transportation having been left in the morning, and some of the regiments leaving even their knapsacks. Captain Richardson's battery was left midway between Camp Halleck and Fort Henry, being unable to proceed on account of the impracticability of the roads. The 7th instant quartered the infantry in Fort Henry, partly in tents and partly in barracks formerly occupied by the rebels.
The 8th instant four companies of infantry were sent by transports to Camp Halleck, with orders to bring up our baggage left there, and also Captain Richardson's battery, which they accomplished, returning the following day. On the 8th the Thirteenth Missouri Volunteers, Colonel C. J. Wright, which had been assigned to the Third Brigade, arrived from Smithland. The 10th instant, having with much trouble and labor made bridges over the slough formed by backwater from the Tennessee River, the command encamped 1 mile from the river, immediately inside of the outer fortifications, where we remained until the morning of the 12th.
On the 11th instant the Seventh Iowa Volunteers was transferred from the brigade and the Fifty-second Indiana added, Major Cavender's entire battalion of First Missouri Light Artillery having been in the mean time temporarily assigned to the brigade. Leaving Fort Henry at 8 o'clock a. m. the 12th instant, the command arrived within a mile and a half of Fort Donelson at 3 o'clock p. m., the road being excellent and all transportation having been left at Fort Henry. Distance marched, 12 miles. The position assigned the brigade under my command was well chosen, being a high ridge of nearly 1 mile in length, and almost overlooking the enemy's works on his right. In fine spirits, with full assurance of success, the troops passed the night, prepared for an attack should a sally be made from the fort. The 13th, the men's haversacks being well filled, a hearty breakfast was eaten at an early hour, and under orders at 8 a. m. I moved the command up the Dover road to a point within one-half mile of the enemy's outer works; deployed in line the Seventh Illinois on the right and Fifty-second Indiana on the left as skirmishers.
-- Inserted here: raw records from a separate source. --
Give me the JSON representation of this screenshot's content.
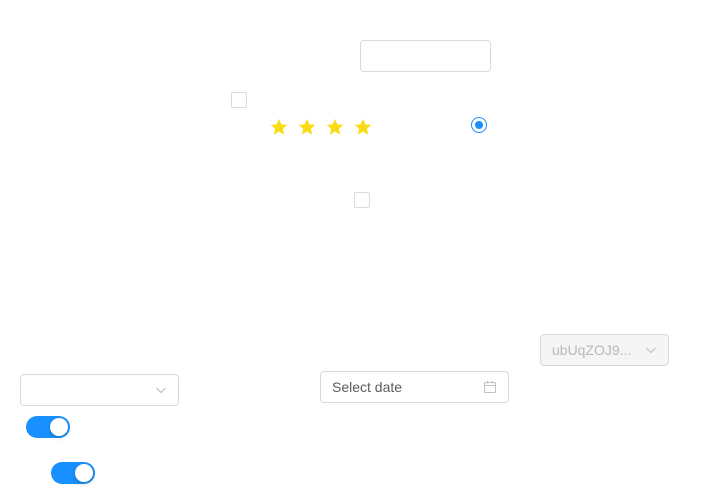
{
  "text_input": {
    "value": "",
    "placeholder": ""
  },
  "checkboxes": [
    {
      "checked": false
    },
    {
      "checked": false
    }
  ],
  "radio": {
    "checked": true,
    "color": "#1890ff"
  },
  "rating": {
    "value": 4,
    "max": 4,
    "color": "#fadb14"
  },
  "select_top_right": {
    "value": "ubUqZOJ9...",
    "disabled": true
  },
  "select_left": {
    "value": ""
  },
  "datepicker": {
    "placeholder": "Select date"
  },
  "switches": [
    {
      "on": true
    },
    {
      "on": true
    }
  ],
  "accent_color": "#1890ff"
}
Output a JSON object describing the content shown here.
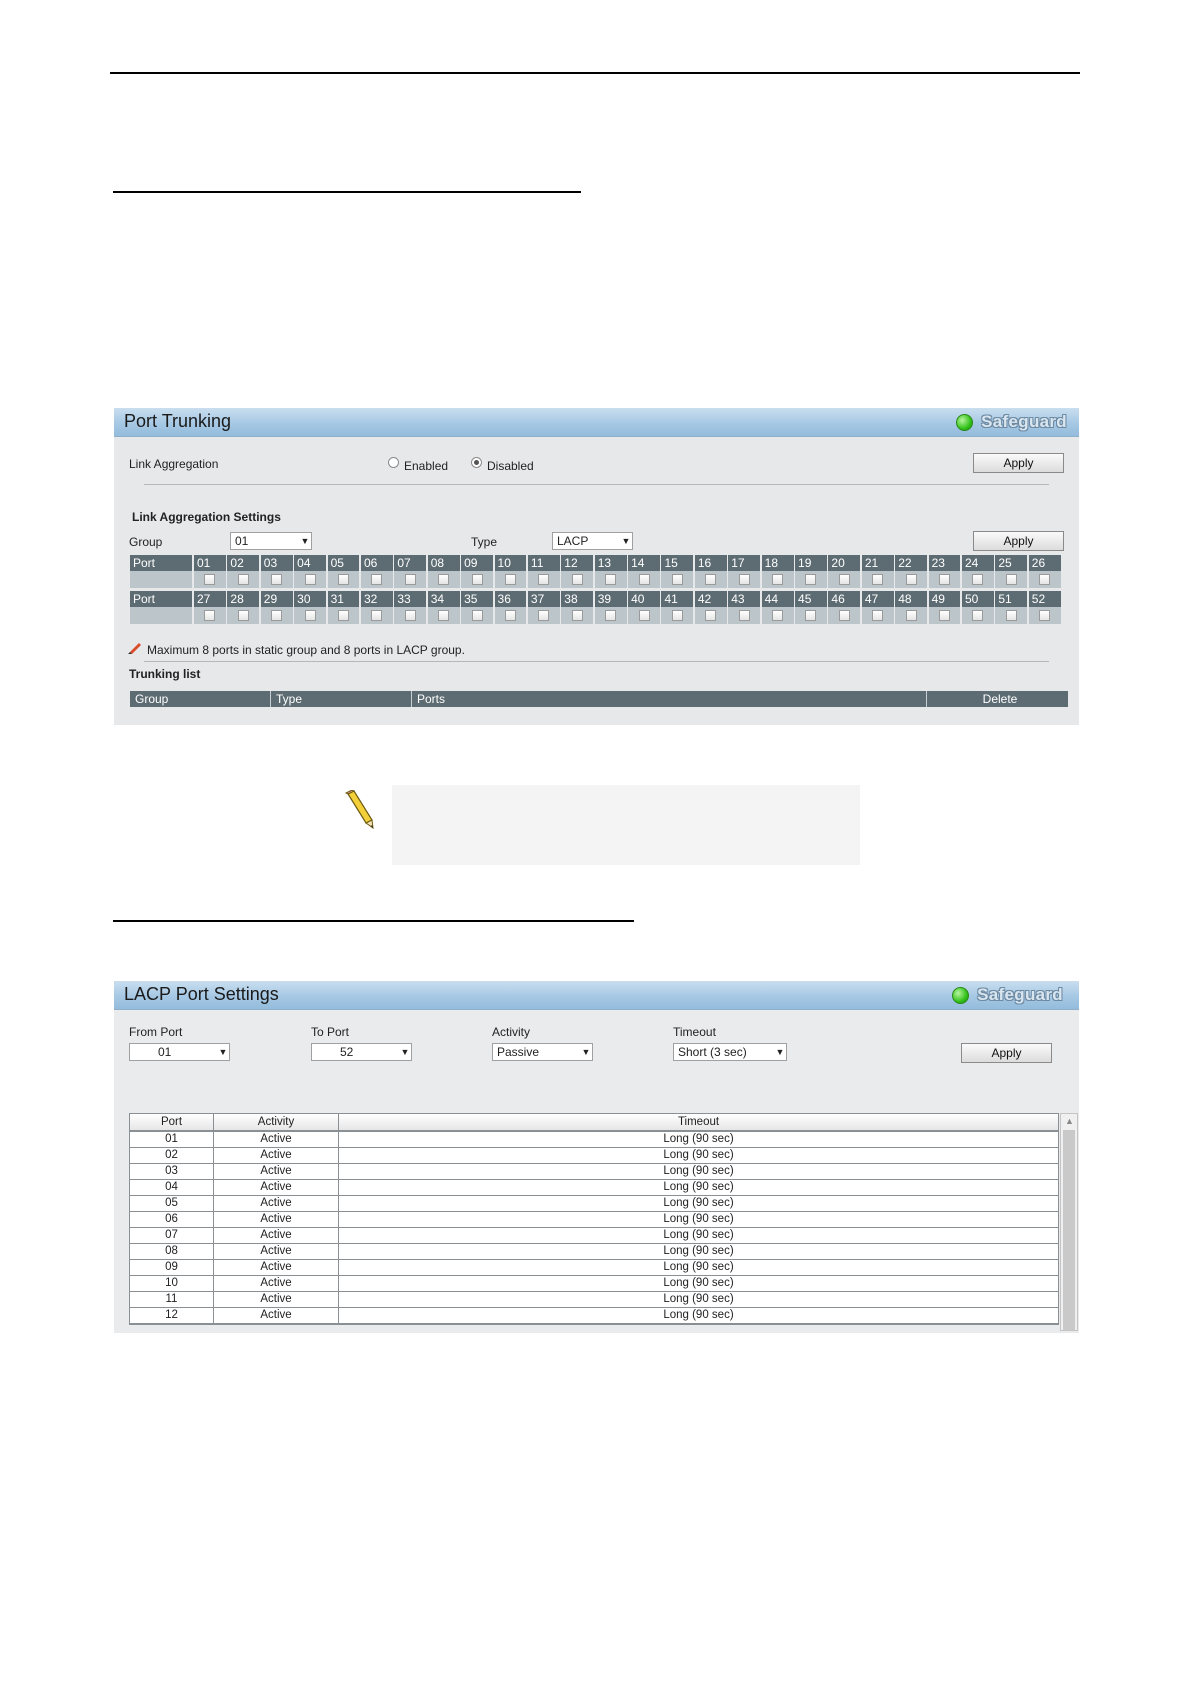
{
  "port_trunking": {
    "title": "Port Trunking",
    "safeguard": "Safeguard",
    "link_aggregation_label": "Link Aggregation",
    "enabled_label": "Enabled",
    "disabled_label": "Disabled",
    "link_aggregation_state": "Disabled",
    "apply1": "Apply",
    "settings_heading": "Link Aggregation Settings",
    "group_label": "Group",
    "group_value": "01",
    "type_label": "Type",
    "type_value": "LACP",
    "apply2": "Apply",
    "port_label": "Port",
    "ports_row1": [
      "01",
      "02",
      "03",
      "04",
      "05",
      "06",
      "07",
      "08",
      "09",
      "10",
      "11",
      "12",
      "13",
      "14",
      "15",
      "16",
      "17",
      "18",
      "19",
      "20",
      "21",
      "22",
      "23",
      "24",
      "25",
      "26"
    ],
    "ports_row2": [
      "27",
      "28",
      "29",
      "30",
      "31",
      "32",
      "33",
      "34",
      "35",
      "36",
      "37",
      "38",
      "39",
      "40",
      "41",
      "42",
      "43",
      "44",
      "45",
      "46",
      "47",
      "48",
      "49",
      "50",
      "51",
      "52"
    ],
    "note": "Maximum 8 ports in static group and 8 ports in LACP group.",
    "trunking_list_heading": "Trunking list",
    "list_columns": [
      "Group",
      "Type",
      "Ports",
      "Delete"
    ]
  },
  "lacp": {
    "title": "LACP Port Settings",
    "safeguard": "Safeguard",
    "from_port_label": "From Port",
    "from_port_value": "01",
    "to_port_label": "To Port",
    "to_port_value": "52",
    "activity_label": "Activity",
    "activity_value": "Passive",
    "timeout_label": "Timeout",
    "timeout_value": "Short (3 sec)",
    "apply": "Apply",
    "columns": [
      "Port",
      "Activity",
      "Timeout"
    ],
    "rows": [
      [
        "01",
        "Active",
        "Long (90 sec)"
      ],
      [
        "02",
        "Active",
        "Long (90 sec)"
      ],
      [
        "03",
        "Active",
        "Long (90 sec)"
      ],
      [
        "04",
        "Active",
        "Long (90 sec)"
      ],
      [
        "05",
        "Active",
        "Long (90 sec)"
      ],
      [
        "06",
        "Active",
        "Long (90 sec)"
      ],
      [
        "07",
        "Active",
        "Long (90 sec)"
      ],
      [
        "08",
        "Active",
        "Long (90 sec)"
      ],
      [
        "09",
        "Active",
        "Long (90 sec)"
      ],
      [
        "10",
        "Active",
        "Long (90 sec)"
      ],
      [
        "11",
        "Active",
        "Long (90 sec)"
      ],
      [
        "12",
        "Active",
        "Long (90 sec)"
      ]
    ]
  }
}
The command moved steadily forward through the dense timber, crossing the deep ravine without resistance until the Seventh Illinois, Lieutenant-Colonel Babcock commanding, found itself within short range of a battery till then undiscovered, which immediately upon appearance of our colors opened a destructive fire, killing instantly Captain N. E. Mendell, Company I, and wounding several others. Owing to the density of the timber our own artillery was not yet in position. The regiment retired beyond range and to the support of Captain Richardson's battery, First Missouri Light Artillery, just going into position. With the remaining four regiments I proceeded to the summit of a ridge overlooking the fort, a distance of nearly 600 yards intervening, the immensity of the abatis covering the whole precluding the possibility of proceeding farther but by an unwarranted destruction of life, the enemy in force being secure, concealed in his rifle pits and behind his palisades, from which continuous firing was kept up during the remaining portion of the day, answered by sharpshooters and skirmishers from our side, each side sustaining a slight loss. This position gained, it was held during the night, the men resting on their arms without fires and without blankets, everything but arms and ammunition having been cast aside on approaching the fort.
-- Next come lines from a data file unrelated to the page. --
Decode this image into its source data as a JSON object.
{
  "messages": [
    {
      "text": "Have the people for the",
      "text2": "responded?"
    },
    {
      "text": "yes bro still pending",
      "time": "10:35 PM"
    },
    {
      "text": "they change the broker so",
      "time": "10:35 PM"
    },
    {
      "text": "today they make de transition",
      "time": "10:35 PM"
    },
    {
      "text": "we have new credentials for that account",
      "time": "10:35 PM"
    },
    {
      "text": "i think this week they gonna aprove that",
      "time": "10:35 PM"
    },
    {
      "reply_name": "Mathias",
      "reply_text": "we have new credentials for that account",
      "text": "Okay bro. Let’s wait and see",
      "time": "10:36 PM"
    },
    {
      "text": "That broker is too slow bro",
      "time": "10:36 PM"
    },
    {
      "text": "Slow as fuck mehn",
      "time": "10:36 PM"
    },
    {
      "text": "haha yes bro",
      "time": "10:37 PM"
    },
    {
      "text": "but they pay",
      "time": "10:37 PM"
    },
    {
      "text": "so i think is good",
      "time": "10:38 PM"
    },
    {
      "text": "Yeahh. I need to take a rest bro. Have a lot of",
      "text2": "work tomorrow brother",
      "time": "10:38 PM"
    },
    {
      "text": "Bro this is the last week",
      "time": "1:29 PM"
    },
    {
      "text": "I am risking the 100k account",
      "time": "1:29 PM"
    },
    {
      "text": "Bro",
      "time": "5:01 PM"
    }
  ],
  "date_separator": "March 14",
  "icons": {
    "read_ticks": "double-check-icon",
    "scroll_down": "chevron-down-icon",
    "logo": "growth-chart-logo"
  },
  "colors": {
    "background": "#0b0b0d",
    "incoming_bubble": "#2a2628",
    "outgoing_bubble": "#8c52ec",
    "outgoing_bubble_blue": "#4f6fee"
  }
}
On the 14th, after a long and weary night of watching, the men being unprovided with tents or blankets and our immediate proximity to the enemy's works and batteries precluding the possibility of building fires, knowing that the light would draw his fire from his two strong redoubts,